About once a month our “parea” gets together at the Pontian Society in Upper Darby for some good rustic Greek food and beers. Why the “lesxi”? You see last time we went to one of those local grill places we got a little too loud for the “Amerikanoi”.
“Why are you guys fighting”? one woman asked from a nearby table (okay it wasn’t that close, it was from the other side of the room). “We are not fighting, we are talking, WE ARE GREEK” one Hellene answered as if being Greek is a pass to be loud in public.
Our toddlers have a food fight at a restaurant “that’s ok we are Greek” say the parents.

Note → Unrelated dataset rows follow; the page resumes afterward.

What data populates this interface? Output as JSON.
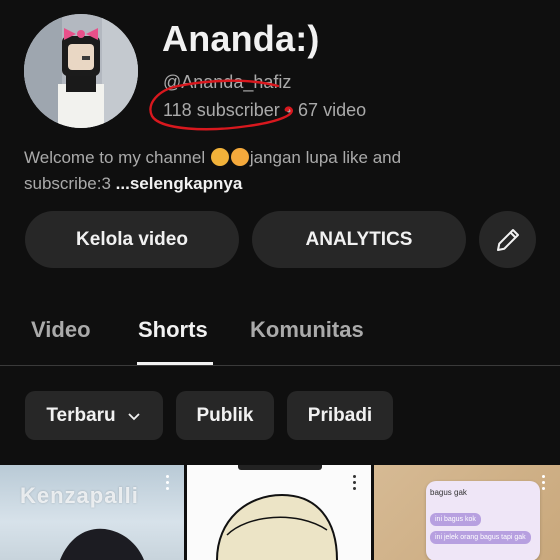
{
  "channel": {
    "name": "Ananda:)",
    "handle": "@Ananda_hafiz",
    "subscribers": "118 subscriber",
    "videos": "67 video",
    "separator": "•",
    "description": "Welcome to my channel 🥰🥳jangan lupa like and subscribe:3",
    "description_part1": "Welcome to my channel ",
    "description_part2": "jangan lupa like and subscribe:3",
    "more_label": "...selengkapnya"
  },
  "actions": {
    "manage_label": "Kelola video",
    "analytics_label": "ANALYTICS",
    "edit_icon": "pencil-icon"
  },
  "tabs": [
    {
      "label": "Video",
      "active": false
    },
    {
      "label": "Shorts",
      "active": true
    },
    {
      "label": "Komunitas",
      "active": false
    }
  ],
  "filters": {
    "sort_label": "Terbaru",
    "public_label": "Publik",
    "private_label": "Pribadi"
  },
  "thumbnails": [
    {
      "overlay_text": "Kenzapalli"
    },
    {
      "overlay_text": ""
    },
    {
      "title": "bagus gak",
      "bubbles": [
        "ini bagus kok",
        "ini jelek orang bagus tapi gak"
      ]
    }
  ],
  "colors": {
    "background": "#0f0f0f",
    "pill": "#272727",
    "text_primary": "#f1f1f1",
    "text_secondary": "#aaaaaa",
    "annotation_red": "#d8181e"
  }
}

We double park on a busy street while others behind us honk it’s because we are Greek.
We go thru a red light so we can go to the coffee house and sit for five hours it’s because we are Greek.
I remember trying to use the “WE ARE GREEK” excuse once on a state trooper on the Blue route after he stopped me for doing 40 mph. over the speed limit. Trust me it doesn’t work.
What was I saying? Oh yea, we’re at this place where we got a little too loud and everyone’s giving us dirty looks so with heads down (similar to those criminals you see on tv as they are taken to court to find out how many years they will be behind bars), we make a quick exit and huddle outside and discuss our options.
Who wants us? Like refugees without a homeland, here we are weighing our options. “We can never come back here”, one in the parea says. “Yea, did you see the look on the manager’s face, if we ever come back, he will ask us to leave and that’s the best case scenario. Worst case, the bouncers throw us out head first and then we are scarred for life” (ha ha ha ha).
We will be ashamed to be seen in the Greek community. Our kids will have to quit GOYA, our wives will stop making Spanakopita and our aunts and uncles will be pointing the finger at us saying “prepei na ntrepestai” not good.
So the Pontian Society became our hangout. We can get as loud as we want, pause and in mid-stride lay our forks down and light a cigarette after eating the mezedes. Besides, they have good Tyrokafteri and Melitzanosalata . It beats chicken wings and onion rings every time. Another good thing with the lesxi is that we can stay there as long as we want, unlike your local neighborhood grill where you eat, have coffee and then have the young college student come over and say “I’ll take that when your ready” as he/she leaves the check at the table.
Effie at the Pontian Lesxi is the most accommodating person I know. You won’t believe this but one time we ate, drank, had coffee and Xalva, watched the Greek news on satellite and talked for several hours only to get hungry again and start the whole process over: food, beers etc. Try that at your local Applebees.
During one of our Lesxi outtings, one asks the question: “if you could pick another profession what would it be?” I hear Greek singer, bouzouki player, soccer player etc. Nonsense I say. I want to be a food writer like Anthony Bourdain. Look up dream job and his name has to be at the top of the list. He travels the world, eats the finest food and drinks the best wine and discusses… … politics, soccer and music with real politicians, soccer player and musicians and gets paid for it.
I get this tap on my shoulder. “Hey Costa, how are you”? and it’s Ted Kostans. After the quick hellos we start talking about our community when the discussion leads to Cosmos Philly. “What’s that”? I ask and like a fine rug salesman in Armenia trying to sell you an overpriced rug in a flash he pulls out his laptop and starts explaining what Cosmos Philly is all about. Nice, I thought to myself. “Do you have a food blogger”?
“No” he replies “Are you interested in doing it”?
I take a deep breath and think to myself “I can be the Greek Anthony Bourdain. I can travel to France, Belgium and Argentina; where at wineries I can pick up a glass of Cabernet Sauvignon take a sip and say “earthy, full of aroma and richness” and then head out to the best restaurant for some foit gras and sauturn, I can be famous, write a book and spend May, June July and August in Mykonos I’M IN! When do I fly first class to Europe?” I don’t think so, is Ted’s reply.
Instead of Parisian cafes you will be writing about local diners and pizzerias. I want you to write something about the Greeks who own hot dog carts in the city and the Greek pizza joints. Look beyond the food and tell us who these people are and what drives them; explore the local food scene, look at how the economy has impacted their businesses and what they have done to adapt. Look into where they eat once they leave their restaurants and pizza shops. Give us some insight on the Greek distributors of the area.
Food says a story about our people and we want to know what that story is.
So here we are, you, me “Fagopoti” and Cosmos Philly.
Greek (Turkish) coffee will be explored next time you read this blog. A little history some politics and lots of culture, until next time kali orexi…